(Data records for software interfaces)

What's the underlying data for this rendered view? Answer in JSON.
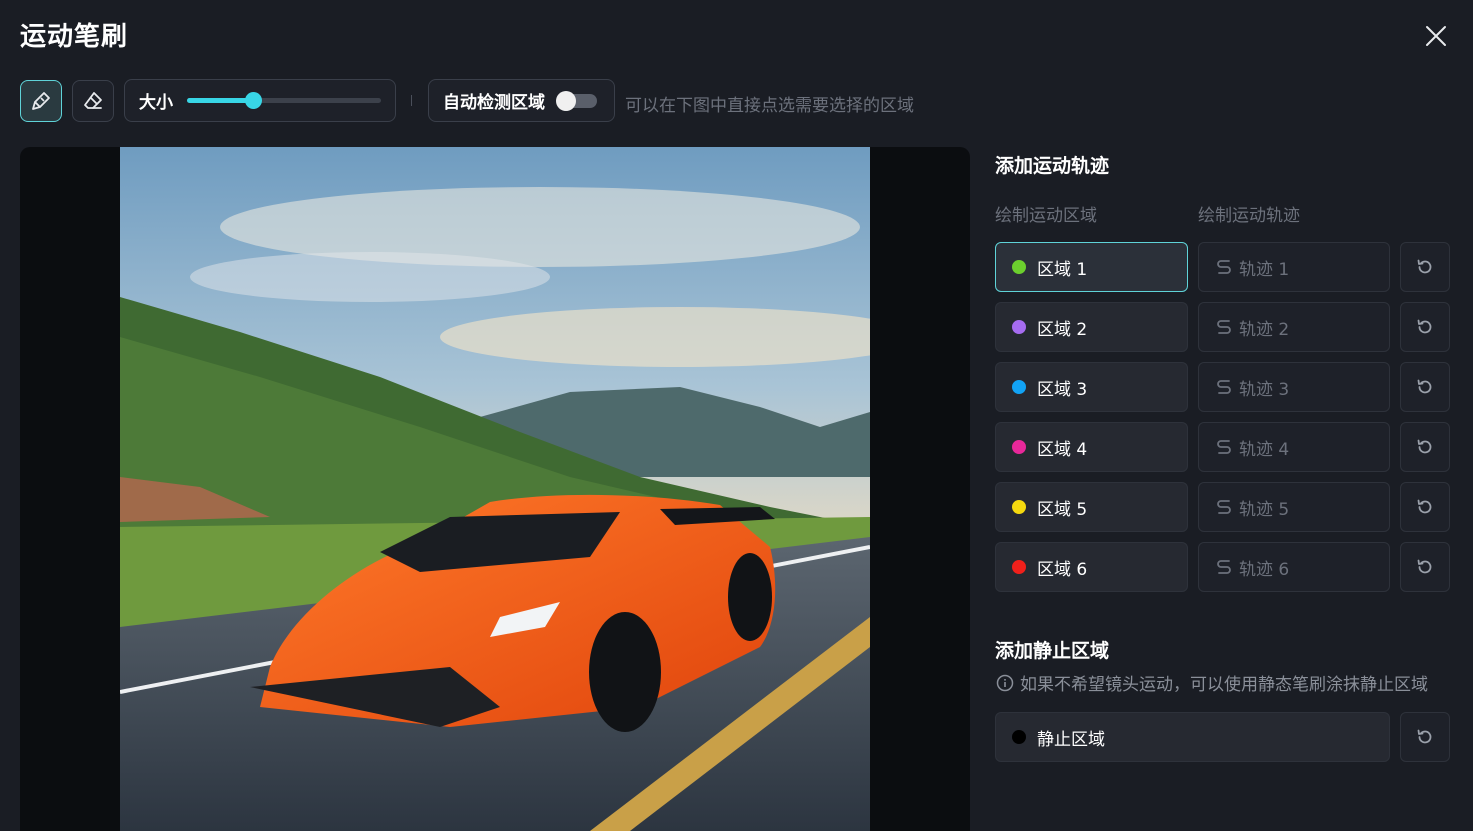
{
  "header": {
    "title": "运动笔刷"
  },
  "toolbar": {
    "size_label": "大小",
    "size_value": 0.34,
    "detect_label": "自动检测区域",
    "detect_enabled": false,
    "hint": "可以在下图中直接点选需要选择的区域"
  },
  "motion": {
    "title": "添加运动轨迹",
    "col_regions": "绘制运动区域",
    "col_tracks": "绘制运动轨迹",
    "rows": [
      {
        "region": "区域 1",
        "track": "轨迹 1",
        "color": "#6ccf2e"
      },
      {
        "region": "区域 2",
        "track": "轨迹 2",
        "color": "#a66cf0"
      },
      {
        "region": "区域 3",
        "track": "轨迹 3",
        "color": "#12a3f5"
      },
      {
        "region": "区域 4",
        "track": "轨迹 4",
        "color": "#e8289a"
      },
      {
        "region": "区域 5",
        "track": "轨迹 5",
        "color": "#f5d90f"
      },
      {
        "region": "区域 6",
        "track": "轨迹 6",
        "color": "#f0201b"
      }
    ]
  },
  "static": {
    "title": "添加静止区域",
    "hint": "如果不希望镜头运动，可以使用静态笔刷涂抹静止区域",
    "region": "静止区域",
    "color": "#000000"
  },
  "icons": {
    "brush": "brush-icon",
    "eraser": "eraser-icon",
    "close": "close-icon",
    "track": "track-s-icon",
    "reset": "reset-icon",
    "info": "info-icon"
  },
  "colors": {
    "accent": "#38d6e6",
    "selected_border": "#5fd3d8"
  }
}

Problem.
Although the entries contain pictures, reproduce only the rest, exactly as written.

Answer for this exercise.
What's the underlying data for this rendered view? Answer in JSON.
{
  "header": {
    "title": "运动笔刷"
  },
  "toolbar": {
    "size_label": "大小",
    "size_value": 0.34,
    "detect_label": "自动检测区域",
    "detect_enabled": false,
    "hint": "可以在下图中直接点选需要选择的区域"
  },
  "motion": {
    "title": "添加运动轨迹",
    "col_regions": "绘制运动区域",
    "col_tracks": "绘制运动轨迹",
    "rows": [
      {
        "region": "区域 1",
        "track": "轨迹 1",
        "color": "#6ccf2e"
      },
      {
        "region": "区域 2",
        "track": "轨迹 2",
        "color": "#a66cf0"
      },
      {
        "region": "区域 3",
        "track": "轨迹 3",
        "color": "#12a3f5"
      },
      {
        "region": "区域 4",
        "track": "轨迹 4",
        "color": "#e8289a"
      },
      {
        "region": "区域 5",
        "track": "轨迹 5",
        "color": "#f5d90f"
      },
      {
        "region": "区域 6",
        "track": "轨迹 6",
        "color": "#f0201b"
      }
    ]
  },
  "static": {
    "title": "添加静止区域",
    "hint": "如果不希望镜头运动，可以使用静态笔刷涂抹静止区域",
    "region": "静止区域",
    "color": "#000000"
  },
  "icons": {
    "brush": "brush-icon",
    "eraser": "eraser-icon",
    "close": "close-icon",
    "track": "track-s-icon",
    "reset": "reset-icon",
    "info": "info-icon"
  },
  "colors": {
    "accent": "#38d6e6",
    "selected_border": "#5fd3d8"
  }
}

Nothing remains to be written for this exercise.